3. Use the dialogue as a tool
Sexual harassment is taboo and can be difficult to talk about.
Therefore, it is a good idea to start from everyday life and talk about what is proper behavior and a good tone of communication with you, and where your boundaries are.
In this way, you can get a common understanding of when sexual harassment is involved in your workplace.
Remember that the workplace’s culture and values are a shared responsibility and are created in interaction between management and employees.
4. Say no!
It is important that you are aware of each other’s boundaries. Everyone has different boundaries and it is important to remember when you are talking about sexual harassment.
Talk about how you can speak up when your own boundaries are exceeded, or you experience that a colleague is overstepping their boundaries.
Together you can prevent sexual harassment by making it easier to speak up.
5. Clarify roles and responsibilities
Discuss and decide who has which roles and tasks. This applies both when you have to prevent and when you have to deal with sexual harassment.
Find out if you have the necessary skills in the workplace to work to prevent sexual harassment and to handle if a colleague or employee is exposed to sexual harassment.
Preventing and dealing with sexual harassment is a shared responsibility in the workplace.
6. Maintain focus on sexual harassment prevention
An important first step is to put sexual harassment on the agenda.
It is important that the management clearly shows that sexual harassment is unacceptable.
Create clear frameworks for behavior (what is not ok and what is) and announce them so that everyone in the workplace knows them. This ensures that the employees know their options and know that they have management’s support to use them if they experience sexual harassment.

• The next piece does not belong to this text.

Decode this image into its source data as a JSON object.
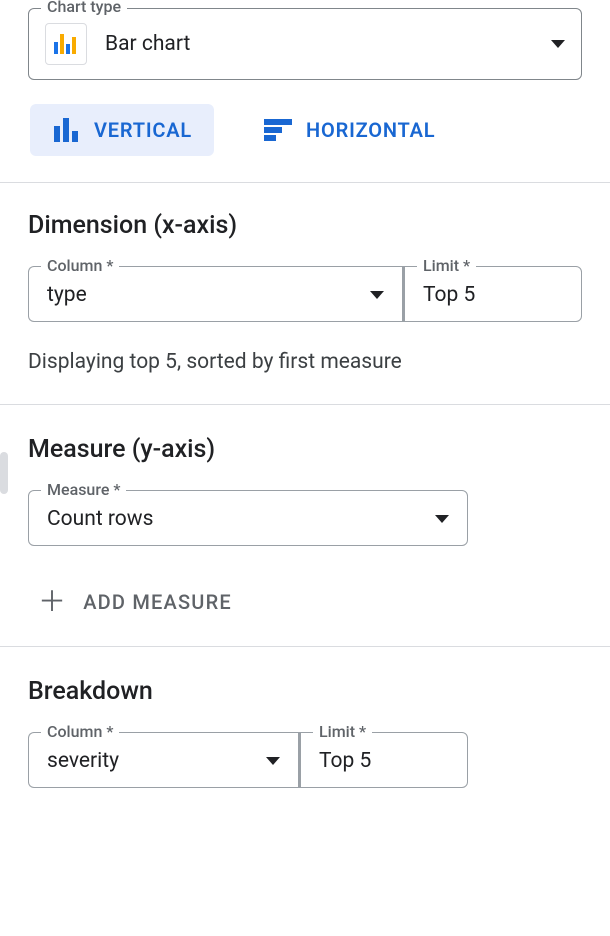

7. Give instruction
The instruction of employees is an important part of the prevention and handling of sexual harassment. It must therefore be part of the instruction of the employees, who receive relevant information about the citizens/inmates/customers they deal with, including in which situations there is a risk of sexual harassment, as well as how they handle this.
This can include information about current guidelines.
It is important that all employee groups are continuously followed up.
Have a special focus on instructing new employees, young people, temporary workers and students!
8. Use the organization of your work as a tool
The organization of your work can help prevent you from being exposed to sexual harassment from citizens, inmates, customers etc.
For example, in some cases it may be necessary that you always have two employees present, or that the physical layout means that you have the opportunity to leave the room quickly.
Be aware of whether there are situations or times when you are particularly vulnerable. Take your work tasks as a starting point and how you can best solve them, so that you simultaneously prevent sexual harassment.
9. Focus on professionalism and sparring
Sexual harassment from citizens, inmates, customers etc. is a common professional challenge.
Therefore, talk about how you can use each other and your expertise to prevent sexual harassment.
Consider whether you have the right skills and how you can continuously strengthen your professionalism so that it can be used as part of the prevention of sexual harassment. It is important that you are prepared for the task and get the support you need.
Consider how you, management and colleagues, can use systematic sparring and supervision to learn from each other’s challenges and experiences.
Pay particular attention to involving employees who work a lot alone.
10. Learn from episodes
If you have experienced episodes of sexual harassment, talk about your experiences and how you handled certain situations.
Discuss how you can best use experience in planning the work, so that you avoid similar situations.
As part of the planning, it may be a good idea if you systematically register each episode of sexual harassment, assess whether it should be reported as an occupational injury and whether it should be reported to the police.
In this way, you get an overview of where, when and in which situations the episodes take place, and thus – how they can be prevented.